Living Cities has been working to dramatically improve the lives of low-income people in America’s cities for close to 25 years now. Our diverse portfolio gives us a unique vantage point to identify trends and accelerate the uptake of promising practices in the field. So what are we seeing across America? And where do we need to focus to truly build a new type of urban practice that gets dramatically better results for low-income people, faster?
This week’s #GoodReads, reading recommendations from Living Cities staff, explore what we believe are a few core elements of a new urban practice.
This week, our CEO, Ben Hecht, suggests you read a thought-provoking piece from The Economist about a multi-national asset building program aimed at poverty alleviation. It begs the question: Could there be a “Universal Fix” to Poverty?
[Graduating From Destitution](http:/www.economist.com/node/216601330] – The Economist
Workforce: Technology and the Shared Economy
One challenge that we see cities grappling with across the country is job creation. The emerging sharing economy presents an opportunity to create good jobs,and ones that pay a living wage. But how can we ensure that the jobs created actually benefit low-income residents? And as technology advances, how can we anticipate challenges that may face low-income works in the future?
I Was an Undercover Uber Driver – The City Paper
Recommended by Tamir Novotny, Senior Associate, Public Sector Innovation
Are Uber users (myself included) helping Uber become the Wal-mart of taxis? Uber has revolutionized the taxi business, but its effects on the livelihoods and long-term prospects of drivers have not been well-documented documented. This reporter from the Philadelphia City Paper went undercover as an Uber driver to explore the economics and other ins-and-outs of the business.
A World Without Work – The Atlantic
Recommended by Nadia Owusu, Assistant Director, Strategic Communications and Storytelling
Experts have long been breathlessly predicting that machines will make workers obsolete. This fascinating exploration in The Atlantic of the potential future(s) of work asks if that could actually be a good thing. Derek Thompson travels to Youngstown, Ohio where, in many ways, the future is already here, at least in terms of the decline of labor. There, he finds people defining for themselves (and potentially for the rest of us), the meaning of ‘work,’ ‘jobs,’ ‘careers,’ and ‘callings.’ As Living Cities works with other leaders to build a new urban practice to foster and accelerate dramatically better results for low-income people, considering what opportunity will look like in twenty years and beyond is critical.
Housing and Access to Opportunities
We also know that, even in cities where good jobs exist, low-income people face barriers to accessing these opportunities. From addressing displacement to increasing affordable housing options in areas with access to transit, America’s cities need new ways of connecting low-income people to the jobs, amenities and essential services they need to thrive.
As New York Rents Soar, Public Housing Becomes a Lifelong Refuge – The New York Times
Recommendation from Ronda Jackson, Associate Director, Public Sector Innovation
Mireya Navarro writes an engaging piece in the New York Times about how rising rents in New York City has led to middle-income New Yorkers remaining in public housing for decades.
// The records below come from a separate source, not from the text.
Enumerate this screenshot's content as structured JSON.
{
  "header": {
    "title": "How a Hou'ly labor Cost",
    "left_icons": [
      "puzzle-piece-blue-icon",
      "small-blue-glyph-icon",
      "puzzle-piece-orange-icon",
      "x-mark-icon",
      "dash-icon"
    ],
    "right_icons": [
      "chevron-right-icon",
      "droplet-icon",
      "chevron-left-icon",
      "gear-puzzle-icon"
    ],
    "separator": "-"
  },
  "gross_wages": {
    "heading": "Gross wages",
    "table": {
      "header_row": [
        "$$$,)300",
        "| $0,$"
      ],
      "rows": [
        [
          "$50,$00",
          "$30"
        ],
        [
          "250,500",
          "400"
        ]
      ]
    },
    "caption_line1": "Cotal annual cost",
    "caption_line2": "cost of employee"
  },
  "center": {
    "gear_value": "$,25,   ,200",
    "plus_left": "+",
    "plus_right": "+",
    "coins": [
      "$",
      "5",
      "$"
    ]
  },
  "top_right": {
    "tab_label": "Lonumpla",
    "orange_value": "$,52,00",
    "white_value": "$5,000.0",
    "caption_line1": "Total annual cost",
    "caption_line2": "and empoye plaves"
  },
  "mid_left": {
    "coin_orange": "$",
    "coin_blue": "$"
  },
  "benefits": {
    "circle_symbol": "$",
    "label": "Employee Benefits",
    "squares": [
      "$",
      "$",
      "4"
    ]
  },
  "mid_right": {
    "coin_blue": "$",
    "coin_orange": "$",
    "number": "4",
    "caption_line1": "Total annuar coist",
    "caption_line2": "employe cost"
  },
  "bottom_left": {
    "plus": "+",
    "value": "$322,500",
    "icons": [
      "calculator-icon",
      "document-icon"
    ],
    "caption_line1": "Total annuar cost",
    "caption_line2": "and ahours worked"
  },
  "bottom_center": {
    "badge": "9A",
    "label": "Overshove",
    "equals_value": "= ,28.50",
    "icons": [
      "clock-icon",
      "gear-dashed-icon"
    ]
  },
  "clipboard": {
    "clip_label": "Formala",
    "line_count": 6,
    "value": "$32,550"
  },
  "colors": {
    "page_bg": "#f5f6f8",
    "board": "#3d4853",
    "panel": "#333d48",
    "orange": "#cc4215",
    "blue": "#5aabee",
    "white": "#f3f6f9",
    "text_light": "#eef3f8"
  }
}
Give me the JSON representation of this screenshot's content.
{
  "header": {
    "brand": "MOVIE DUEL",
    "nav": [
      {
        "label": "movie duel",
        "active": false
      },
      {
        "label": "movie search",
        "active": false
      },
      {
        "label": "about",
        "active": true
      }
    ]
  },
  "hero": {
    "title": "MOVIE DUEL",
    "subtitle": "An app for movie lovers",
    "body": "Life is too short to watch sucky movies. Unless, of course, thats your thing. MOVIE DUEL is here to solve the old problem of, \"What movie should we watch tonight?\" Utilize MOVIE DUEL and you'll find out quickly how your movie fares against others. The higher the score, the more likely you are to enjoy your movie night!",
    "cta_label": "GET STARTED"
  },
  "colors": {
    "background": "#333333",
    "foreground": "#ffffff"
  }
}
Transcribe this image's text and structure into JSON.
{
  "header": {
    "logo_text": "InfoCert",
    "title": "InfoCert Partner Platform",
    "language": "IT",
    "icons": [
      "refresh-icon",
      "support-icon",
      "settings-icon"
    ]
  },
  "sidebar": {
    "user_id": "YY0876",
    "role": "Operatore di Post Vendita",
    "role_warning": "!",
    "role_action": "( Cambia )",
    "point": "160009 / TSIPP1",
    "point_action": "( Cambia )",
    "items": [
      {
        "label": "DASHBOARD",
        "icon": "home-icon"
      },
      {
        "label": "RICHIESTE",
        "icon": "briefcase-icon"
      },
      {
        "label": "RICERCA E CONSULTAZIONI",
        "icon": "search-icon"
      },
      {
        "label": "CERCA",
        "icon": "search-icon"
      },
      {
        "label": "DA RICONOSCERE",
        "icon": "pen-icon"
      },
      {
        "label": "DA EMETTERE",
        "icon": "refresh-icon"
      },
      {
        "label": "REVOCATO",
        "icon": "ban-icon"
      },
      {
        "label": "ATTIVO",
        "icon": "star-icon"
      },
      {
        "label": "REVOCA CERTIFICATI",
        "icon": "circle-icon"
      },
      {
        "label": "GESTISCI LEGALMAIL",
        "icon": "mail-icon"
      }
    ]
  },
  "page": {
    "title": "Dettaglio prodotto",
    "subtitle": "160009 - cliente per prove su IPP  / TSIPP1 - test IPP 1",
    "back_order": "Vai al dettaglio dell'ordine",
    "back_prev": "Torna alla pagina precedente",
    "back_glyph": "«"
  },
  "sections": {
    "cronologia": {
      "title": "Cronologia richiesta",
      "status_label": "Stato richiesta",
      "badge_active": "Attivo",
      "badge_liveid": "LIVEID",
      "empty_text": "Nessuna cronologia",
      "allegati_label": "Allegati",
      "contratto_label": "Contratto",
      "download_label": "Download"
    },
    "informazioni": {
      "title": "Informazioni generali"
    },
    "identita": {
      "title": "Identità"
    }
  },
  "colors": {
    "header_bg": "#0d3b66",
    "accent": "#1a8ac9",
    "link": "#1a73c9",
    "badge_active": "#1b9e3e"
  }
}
I was struck that 5% (10,000) of the New York City Housing Authority (NYCHA) households make over $69,000 a year. A number that would disqualify them to get into public housing, but because there are no income requirements for remaining in NYCHA’s public housing middle-income tenants are able to stay in public housing decreasing low-cost housing options for the city’s poorest residents.
White Flight Never Ended – The Atlantic
Recommended by Alyssa Campbell, Intern, Knowledge & Impact
This article contests the notion that our cities have become more integrated. Displaced from inner cities, the suburbs have become more segregated as blacks move, often by necessity for affordability, to majority black enclaves while whites are attracted to communities that largely resemble them. Despite the push for desegregation under Kennedy and Johnson, it is striking to see how little American cities have changed since the Civil Rights era. While in the 1960’s job opportunities declined in inner cities, today more and more high-skilled jobs are relocating to urban areas. Fifty years later, the same story of black communities isolated from job opportunities and vibrant urban centers persists, this time playing out in the suburbs – where often a lack of transit access or long commutes to employment centers leaves communities even more isolated than before.
And, we know that improving the lives of low-income people isn’t just about raising the bar, but also requires us to address racial disparities and close the gaps. It’s crucial then, to collect good data, disaggregated by race.
The Next Big Thing in Data Analytic – Governing
Recommended by Ellen Ward, Senior Investment Associate, Capital Innovation
Technology is remaking what is possible to know about human behavior and decision-making. The type and volume of data we can, and are collecting is at an all-time high. But I find myself asking, “to what end”? I appreciate this article’s focus on the need to disaggregate data to make more informed decisions which I think is especially critical when it comes to issues of race and equity. It is not enough to look at trends at the population level, we have to dig deeper to know the disparate (or hopefully positive) impact that policies and programs have on low-income communities and communities of color.